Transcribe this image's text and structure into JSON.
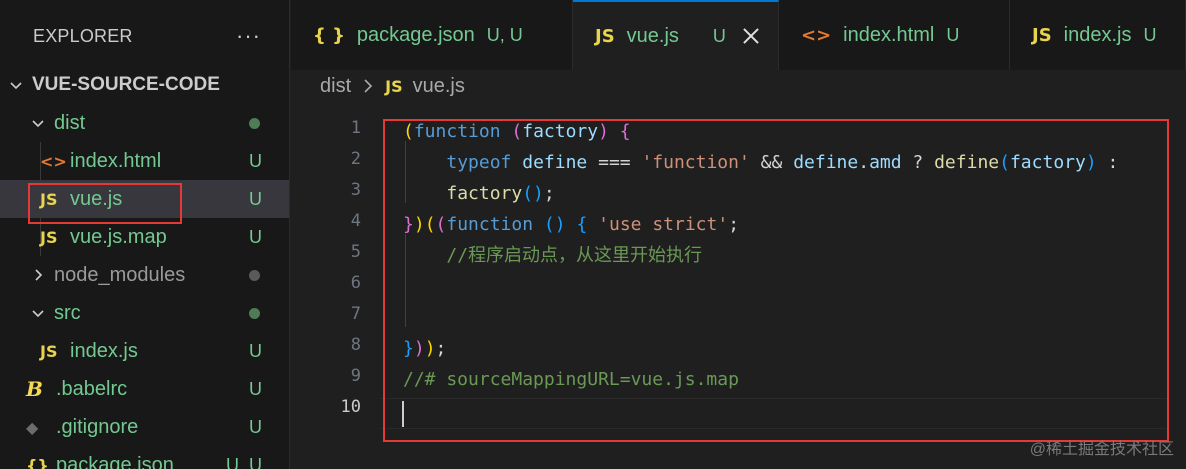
{
  "explorer": {
    "title": "EXPLORER",
    "more": "···",
    "root": "VUE-SOURCE-CODE",
    "items": [
      {
        "label": "dist",
        "status": ""
      },
      {
        "label": "index.html",
        "status": "U",
        "icon": "<>"
      },
      {
        "label": "vue.js",
        "status": "U",
        "icon": "JS"
      },
      {
        "label": "vue.js.map",
        "status": "U",
        "icon": "JS"
      },
      {
        "label": "node_modules",
        "status": ""
      },
      {
        "label": "src",
        "status": ""
      },
      {
        "label": "index.js",
        "status": "U",
        "icon": "JS"
      },
      {
        "label": ".babelrc",
        "status": "U",
        "icon": "B"
      },
      {
        "label": ".gitignore",
        "status": "U",
        "icon": "◆"
      },
      {
        "label": "package.json",
        "status": "U, U",
        "icon": "{}"
      }
    ]
  },
  "tabs": [
    {
      "icon": "{ }",
      "name": "package.json",
      "status": "U, U"
    },
    {
      "icon": "JS",
      "name": "vue.js",
      "status": "U"
    },
    {
      "icon": "<>",
      "name": "index.html",
      "status": "U"
    },
    {
      "icon": "JS",
      "name": "index.js",
      "status": "U"
    }
  ],
  "breadcrumb": {
    "folder": "dist",
    "icon": "JS",
    "file": "vue.js"
  },
  "line_numbers": [
    "1",
    "2",
    "3",
    "4",
    "5",
    "6",
    "7",
    "8",
    "9",
    "10"
  ],
  "code_comment_line5": "//程序启动点，从这里开始执行",
  "code_comment_line9": "//# sourceMappingURL=vue.js.map",
  "watermark": "@稀土掘金技术社区",
  "colors": {
    "modified": "#73c991",
    "accent": "#0078d4",
    "highlight": "#e53935"
  }
}
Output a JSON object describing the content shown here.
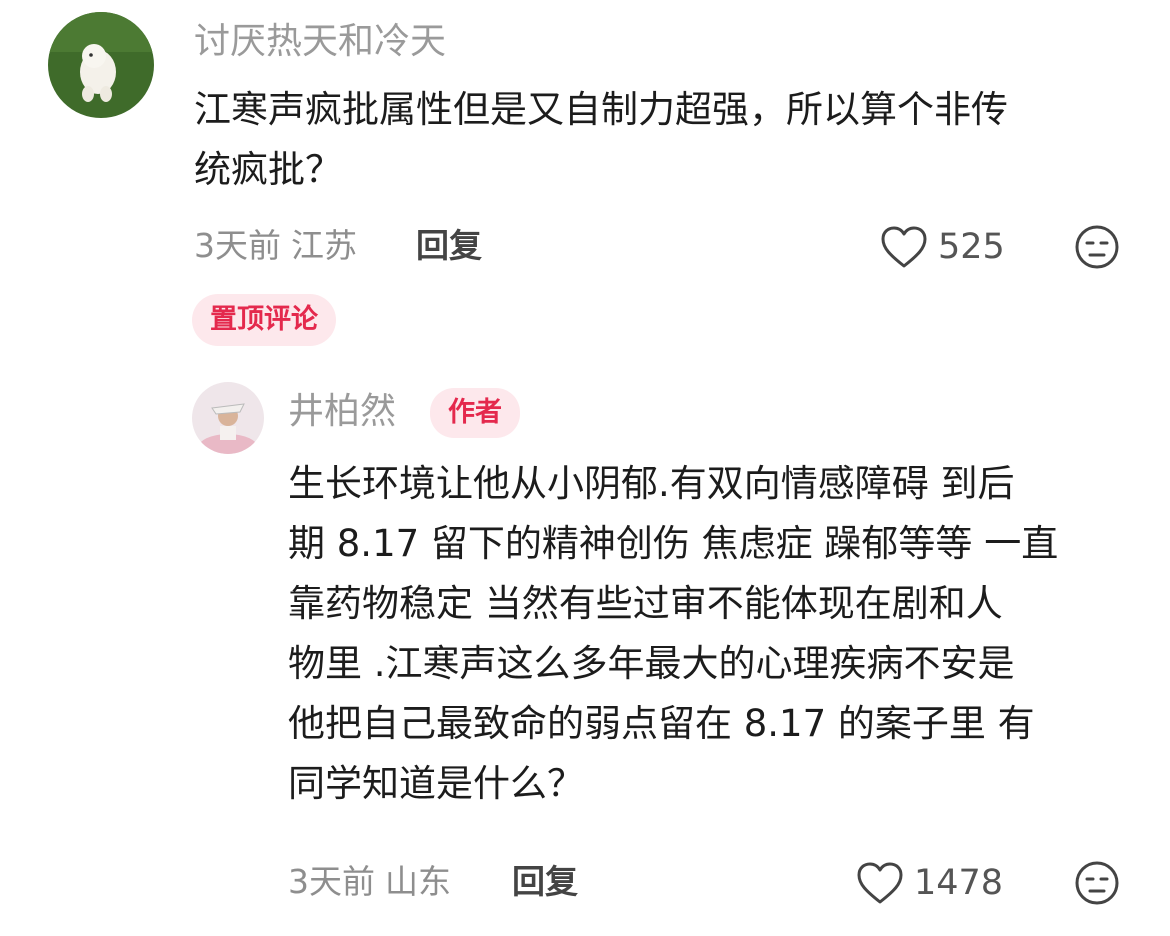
{
  "comment": {
    "username": "讨厌热天和冷天",
    "lines": [
      "江寒声疯批属性但是又自制力超强，所以算个非传",
      "统疯批？"
    ],
    "time": "3天前",
    "location": "江苏",
    "reply_label": "回复",
    "like_count": "525",
    "pinned_label": "置顶评论"
  },
  "reply": {
    "username": "井柏然",
    "badge": "作者",
    "lines": [
      "生长环境让他从小阴郁.有双向情感障碍 到后",
      "期 8.17 留下的精神创伤 焦虑症 躁郁等等 一直",
      "靠药物稳定 当然有些过审不能体现在剧和人",
      "物里 .江寒声这么多年最大的心理疾病不安是",
      "他把自己最致命的弱点留在 8.17 的案子里  有",
      "同学知道是什么？"
    ],
    "time": "3天前",
    "location": "山东",
    "reply_label": "回复",
    "like_count": "1478"
  },
  "icons": {
    "like": "heart-outline-icon",
    "dislike": "neutral-face-icon"
  },
  "colors": {
    "accent": "#e4294d",
    "badge_bg": "#fde8ec",
    "muted": "#9a9a9a"
  }
}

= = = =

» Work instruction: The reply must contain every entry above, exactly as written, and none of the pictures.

» Result of this exercise:
Transcribe this image's text and structure into JSON.
{
  "explorer": {
    "title": "EXPLORER",
    "more": "···",
    "root": "VUE-SOURCE-CODE",
    "items": [
      {
        "label": "dist",
        "status": ""
      },
      {
        "label": "index.html",
        "status": "U",
        "icon": "<>"
      },
      {
        "label": "vue.js",
        "status": "U",
        "icon": "JS"
      },
      {
        "label": "vue.js.map",
        "status": "U",
        "icon": "JS"
      },
      {
        "label": "node_modules",
        "status": ""
      },
      {
        "label": "src",
        "status": ""
      },
      {
        "label": "index.js",
        "status": "U",
        "icon": "JS"
      },
      {
        "label": ".babelrc",
        "status": "U",
        "icon": "B"
      },
      {
        "label": ".gitignore",
        "status": "U",
        "icon": "◆"
      },
      {
        "label": "package.json",
        "status": "U, U",
        "icon": "{}"
      }
    ]
  },
  "tabs": [
    {
      "icon": "{ }",
      "name": "package.json",
      "status": "U, U"
    },
    {
      "icon": "JS",
      "name": "vue.js",
      "status": "U"
    },
    {
      "icon": "<>",
      "name": "index.html",
      "status": "U"
    },
    {
      "icon": "JS",
      "name": "index.js",
      "status": "U"
    }
  ],
  "breadcrumb": {
    "folder": "dist",
    "icon": "JS",
    "file": "vue.js"
  },
  "line_numbers": [
    "1",
    "2",
    "3",
    "4",
    "5",
    "6",
    "7",
    "8",
    "9",
    "10"
  ],
  "code_comment_line5": "//程序启动点，从这里开始执行",
  "code_comment_line9": "//# sourceMappingURL=vue.js.map",
  "watermark": "@稀土掘金技术社区",
  "colors": {
    "modified": "#73c991",
    "accent": "#0078d4",
    "highlight": "#e53935"
  }
}
Output a JSON object describing the content shown here.
{
  "comment": {
    "username": "讨厌热天和冷天",
    "lines": [
      "江寒声疯批属性但是又自制力超强，所以算个非传",
      "统疯批？"
    ],
    "time": "3天前",
    "location": "江苏",
    "reply_label": "回复",
    "like_count": "525",
    "pinned_label": "置顶评论"
  },
  "reply": {
    "username": "井柏然",
    "badge": "作者",
    "lines": [
      "生长环境让他从小阴郁.有双向情感障碍 到后",
      "期 8.17 留下的精神创伤 焦虑症 躁郁等等 一直",
      "靠药物稳定 当然有些过审不能体现在剧和人",
      "物里 .江寒声这么多年最大的心理疾病不安是",
      "他把自己最致命的弱点留在 8.17 的案子里  有",
      "同学知道是什么？"
    ],
    "time": "3天前",
    "location": "山东",
    "reply_label": "回复",
    "like_count": "1478"
  },
  "icons": {
    "like": "heart-outline-icon",
    "dislike": "neutral-face-icon"
  },
  "colors": {
    "accent": "#e4294d",
    "badge_bg": "#fde8ec",
    "muted": "#9a9a9a"
  }
}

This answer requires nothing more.